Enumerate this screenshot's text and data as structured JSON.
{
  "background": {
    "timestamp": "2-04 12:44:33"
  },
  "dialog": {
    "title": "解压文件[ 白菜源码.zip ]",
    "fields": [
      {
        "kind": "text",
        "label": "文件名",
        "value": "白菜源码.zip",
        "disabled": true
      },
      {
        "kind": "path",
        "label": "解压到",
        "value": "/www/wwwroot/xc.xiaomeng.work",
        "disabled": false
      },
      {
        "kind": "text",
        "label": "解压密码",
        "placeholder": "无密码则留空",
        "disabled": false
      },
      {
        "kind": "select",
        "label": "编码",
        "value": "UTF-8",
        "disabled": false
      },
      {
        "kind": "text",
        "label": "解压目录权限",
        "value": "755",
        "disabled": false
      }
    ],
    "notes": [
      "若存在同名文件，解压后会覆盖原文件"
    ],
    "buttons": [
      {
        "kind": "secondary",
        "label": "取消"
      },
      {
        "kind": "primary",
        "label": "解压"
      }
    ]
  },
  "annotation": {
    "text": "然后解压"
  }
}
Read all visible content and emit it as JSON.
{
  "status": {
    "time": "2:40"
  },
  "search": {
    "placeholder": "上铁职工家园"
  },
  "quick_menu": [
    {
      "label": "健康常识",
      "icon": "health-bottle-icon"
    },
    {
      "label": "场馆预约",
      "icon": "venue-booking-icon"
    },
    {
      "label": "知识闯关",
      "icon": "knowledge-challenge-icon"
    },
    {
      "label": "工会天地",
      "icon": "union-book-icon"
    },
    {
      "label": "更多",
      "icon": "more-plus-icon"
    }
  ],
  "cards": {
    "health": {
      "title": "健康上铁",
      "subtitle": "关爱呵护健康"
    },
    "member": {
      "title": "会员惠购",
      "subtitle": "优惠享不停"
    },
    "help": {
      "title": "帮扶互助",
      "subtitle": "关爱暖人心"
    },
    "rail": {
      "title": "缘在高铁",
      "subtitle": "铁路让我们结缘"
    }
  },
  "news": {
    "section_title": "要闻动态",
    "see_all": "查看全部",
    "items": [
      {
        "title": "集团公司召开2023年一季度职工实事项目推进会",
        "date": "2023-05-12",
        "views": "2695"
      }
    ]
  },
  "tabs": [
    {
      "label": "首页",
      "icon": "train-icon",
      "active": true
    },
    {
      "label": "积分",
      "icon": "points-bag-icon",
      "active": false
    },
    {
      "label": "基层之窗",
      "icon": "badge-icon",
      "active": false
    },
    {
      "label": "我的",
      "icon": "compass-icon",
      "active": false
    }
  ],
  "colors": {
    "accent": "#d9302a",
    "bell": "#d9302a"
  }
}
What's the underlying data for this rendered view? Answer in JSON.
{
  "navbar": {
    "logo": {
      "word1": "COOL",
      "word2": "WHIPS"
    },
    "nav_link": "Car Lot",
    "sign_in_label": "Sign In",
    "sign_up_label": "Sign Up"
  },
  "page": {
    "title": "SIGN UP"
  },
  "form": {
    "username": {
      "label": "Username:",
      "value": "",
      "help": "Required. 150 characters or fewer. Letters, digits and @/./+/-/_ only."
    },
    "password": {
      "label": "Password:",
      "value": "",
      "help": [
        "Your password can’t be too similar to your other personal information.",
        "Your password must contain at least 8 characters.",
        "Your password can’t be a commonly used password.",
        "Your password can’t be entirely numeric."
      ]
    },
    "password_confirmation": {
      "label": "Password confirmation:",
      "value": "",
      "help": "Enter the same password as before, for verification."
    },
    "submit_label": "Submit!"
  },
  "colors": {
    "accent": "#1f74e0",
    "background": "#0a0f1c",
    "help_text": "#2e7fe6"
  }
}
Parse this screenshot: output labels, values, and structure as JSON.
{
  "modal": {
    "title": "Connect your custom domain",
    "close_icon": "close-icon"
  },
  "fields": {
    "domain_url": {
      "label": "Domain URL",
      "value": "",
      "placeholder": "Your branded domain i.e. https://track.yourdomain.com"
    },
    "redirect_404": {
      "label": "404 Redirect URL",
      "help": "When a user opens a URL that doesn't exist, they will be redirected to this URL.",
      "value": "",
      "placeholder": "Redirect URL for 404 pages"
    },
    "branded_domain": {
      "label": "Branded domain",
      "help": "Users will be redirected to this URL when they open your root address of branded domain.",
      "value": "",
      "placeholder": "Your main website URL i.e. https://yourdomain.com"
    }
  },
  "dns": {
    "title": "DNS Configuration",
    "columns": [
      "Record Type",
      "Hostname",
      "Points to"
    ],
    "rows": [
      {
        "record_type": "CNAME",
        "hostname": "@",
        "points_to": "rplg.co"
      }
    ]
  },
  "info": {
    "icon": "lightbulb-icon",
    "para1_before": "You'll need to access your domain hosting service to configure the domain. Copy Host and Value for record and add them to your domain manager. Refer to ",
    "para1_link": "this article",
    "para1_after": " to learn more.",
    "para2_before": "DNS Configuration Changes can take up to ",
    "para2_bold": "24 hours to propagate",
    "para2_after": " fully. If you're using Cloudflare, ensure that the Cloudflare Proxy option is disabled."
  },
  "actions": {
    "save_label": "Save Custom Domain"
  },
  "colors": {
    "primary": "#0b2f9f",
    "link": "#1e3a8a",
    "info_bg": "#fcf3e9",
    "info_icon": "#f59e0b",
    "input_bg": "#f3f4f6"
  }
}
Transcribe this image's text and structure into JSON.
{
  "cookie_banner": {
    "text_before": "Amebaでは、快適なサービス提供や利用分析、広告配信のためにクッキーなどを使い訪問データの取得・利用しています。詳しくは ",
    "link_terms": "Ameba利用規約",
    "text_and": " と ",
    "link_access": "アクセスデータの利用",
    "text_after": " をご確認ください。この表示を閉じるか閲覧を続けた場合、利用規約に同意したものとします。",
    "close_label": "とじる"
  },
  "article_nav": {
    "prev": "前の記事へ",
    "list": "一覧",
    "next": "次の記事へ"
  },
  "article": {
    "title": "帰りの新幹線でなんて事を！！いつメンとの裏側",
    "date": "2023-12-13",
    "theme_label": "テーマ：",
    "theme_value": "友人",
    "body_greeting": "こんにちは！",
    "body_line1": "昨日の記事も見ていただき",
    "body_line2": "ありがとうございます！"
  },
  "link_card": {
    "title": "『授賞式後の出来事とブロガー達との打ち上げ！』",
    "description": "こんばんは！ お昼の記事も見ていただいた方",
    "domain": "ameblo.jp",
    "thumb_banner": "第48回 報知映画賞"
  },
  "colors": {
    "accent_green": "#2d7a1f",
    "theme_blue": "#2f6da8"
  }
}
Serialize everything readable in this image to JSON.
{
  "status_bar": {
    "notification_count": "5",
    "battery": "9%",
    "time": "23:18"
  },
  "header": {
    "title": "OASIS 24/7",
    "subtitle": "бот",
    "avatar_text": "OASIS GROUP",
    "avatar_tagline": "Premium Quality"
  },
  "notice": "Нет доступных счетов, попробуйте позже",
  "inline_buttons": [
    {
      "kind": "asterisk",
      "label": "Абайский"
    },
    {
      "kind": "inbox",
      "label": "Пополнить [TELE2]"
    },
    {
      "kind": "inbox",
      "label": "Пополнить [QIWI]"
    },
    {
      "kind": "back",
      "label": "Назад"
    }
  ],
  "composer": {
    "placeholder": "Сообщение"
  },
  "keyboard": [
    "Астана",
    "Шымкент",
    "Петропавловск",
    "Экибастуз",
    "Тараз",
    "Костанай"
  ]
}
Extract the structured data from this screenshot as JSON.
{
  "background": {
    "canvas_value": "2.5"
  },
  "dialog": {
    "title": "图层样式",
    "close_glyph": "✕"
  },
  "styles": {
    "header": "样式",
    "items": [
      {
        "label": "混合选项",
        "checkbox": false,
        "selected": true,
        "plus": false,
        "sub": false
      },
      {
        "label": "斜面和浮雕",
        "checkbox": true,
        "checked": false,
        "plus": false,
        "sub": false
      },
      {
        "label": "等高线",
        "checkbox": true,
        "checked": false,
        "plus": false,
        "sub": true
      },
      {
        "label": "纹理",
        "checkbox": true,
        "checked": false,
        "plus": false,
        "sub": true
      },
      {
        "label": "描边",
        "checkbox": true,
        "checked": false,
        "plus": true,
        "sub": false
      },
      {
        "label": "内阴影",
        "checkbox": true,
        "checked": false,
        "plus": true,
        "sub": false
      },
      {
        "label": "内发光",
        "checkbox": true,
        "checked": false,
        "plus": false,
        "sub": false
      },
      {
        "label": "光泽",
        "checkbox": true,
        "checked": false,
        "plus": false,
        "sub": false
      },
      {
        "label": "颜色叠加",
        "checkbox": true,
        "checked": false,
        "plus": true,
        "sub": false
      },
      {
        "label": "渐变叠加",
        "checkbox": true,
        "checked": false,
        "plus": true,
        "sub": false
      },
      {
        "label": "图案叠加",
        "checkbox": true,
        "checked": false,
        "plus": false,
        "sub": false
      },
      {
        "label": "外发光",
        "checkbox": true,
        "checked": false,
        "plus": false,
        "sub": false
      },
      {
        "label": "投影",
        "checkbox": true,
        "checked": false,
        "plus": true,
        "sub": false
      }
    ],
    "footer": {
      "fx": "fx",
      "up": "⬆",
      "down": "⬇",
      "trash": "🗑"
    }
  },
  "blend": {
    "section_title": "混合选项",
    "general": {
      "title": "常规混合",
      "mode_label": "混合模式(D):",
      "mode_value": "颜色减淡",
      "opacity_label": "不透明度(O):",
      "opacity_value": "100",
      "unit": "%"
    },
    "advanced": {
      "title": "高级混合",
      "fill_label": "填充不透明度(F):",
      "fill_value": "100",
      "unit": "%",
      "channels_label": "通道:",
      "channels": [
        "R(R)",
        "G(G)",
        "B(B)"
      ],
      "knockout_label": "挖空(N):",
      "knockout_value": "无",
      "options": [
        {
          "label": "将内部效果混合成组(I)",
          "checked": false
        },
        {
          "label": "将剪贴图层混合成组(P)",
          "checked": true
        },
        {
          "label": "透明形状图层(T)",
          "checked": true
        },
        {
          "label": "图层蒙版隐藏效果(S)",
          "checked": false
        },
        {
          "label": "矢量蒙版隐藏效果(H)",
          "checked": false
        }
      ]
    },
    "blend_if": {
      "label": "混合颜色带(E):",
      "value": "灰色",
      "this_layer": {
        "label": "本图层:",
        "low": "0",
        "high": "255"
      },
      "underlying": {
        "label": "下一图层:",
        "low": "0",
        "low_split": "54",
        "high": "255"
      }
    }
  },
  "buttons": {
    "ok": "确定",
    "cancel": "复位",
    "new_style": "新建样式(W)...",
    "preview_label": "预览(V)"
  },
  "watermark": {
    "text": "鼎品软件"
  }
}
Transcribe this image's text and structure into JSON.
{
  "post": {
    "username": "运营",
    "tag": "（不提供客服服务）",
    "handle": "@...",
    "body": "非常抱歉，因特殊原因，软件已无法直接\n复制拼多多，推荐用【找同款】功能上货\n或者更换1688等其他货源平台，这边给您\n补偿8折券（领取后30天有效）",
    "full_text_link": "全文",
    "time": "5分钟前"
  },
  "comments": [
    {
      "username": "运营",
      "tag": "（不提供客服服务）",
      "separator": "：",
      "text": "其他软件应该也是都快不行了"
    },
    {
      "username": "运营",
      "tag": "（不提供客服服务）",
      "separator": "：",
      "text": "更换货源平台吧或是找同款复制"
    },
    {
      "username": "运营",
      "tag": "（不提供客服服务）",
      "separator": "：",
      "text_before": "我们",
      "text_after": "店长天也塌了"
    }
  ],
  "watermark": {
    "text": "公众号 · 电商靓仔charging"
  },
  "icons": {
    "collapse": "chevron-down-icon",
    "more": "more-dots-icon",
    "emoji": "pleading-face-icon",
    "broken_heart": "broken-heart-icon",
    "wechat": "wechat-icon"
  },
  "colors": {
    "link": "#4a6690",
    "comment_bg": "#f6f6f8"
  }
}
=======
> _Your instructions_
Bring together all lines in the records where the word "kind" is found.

> _Result of the exercise_
        "kind": "text",
        "kind": "path",
        "kind": "text",
        "kind": "select",
        "kind": "text",
        "kind": "secondary",
        "kind": "primary",
      "kind": "asterisk",
      "kind": "inbox",
      "kind": "inbox",
      "kind": "back",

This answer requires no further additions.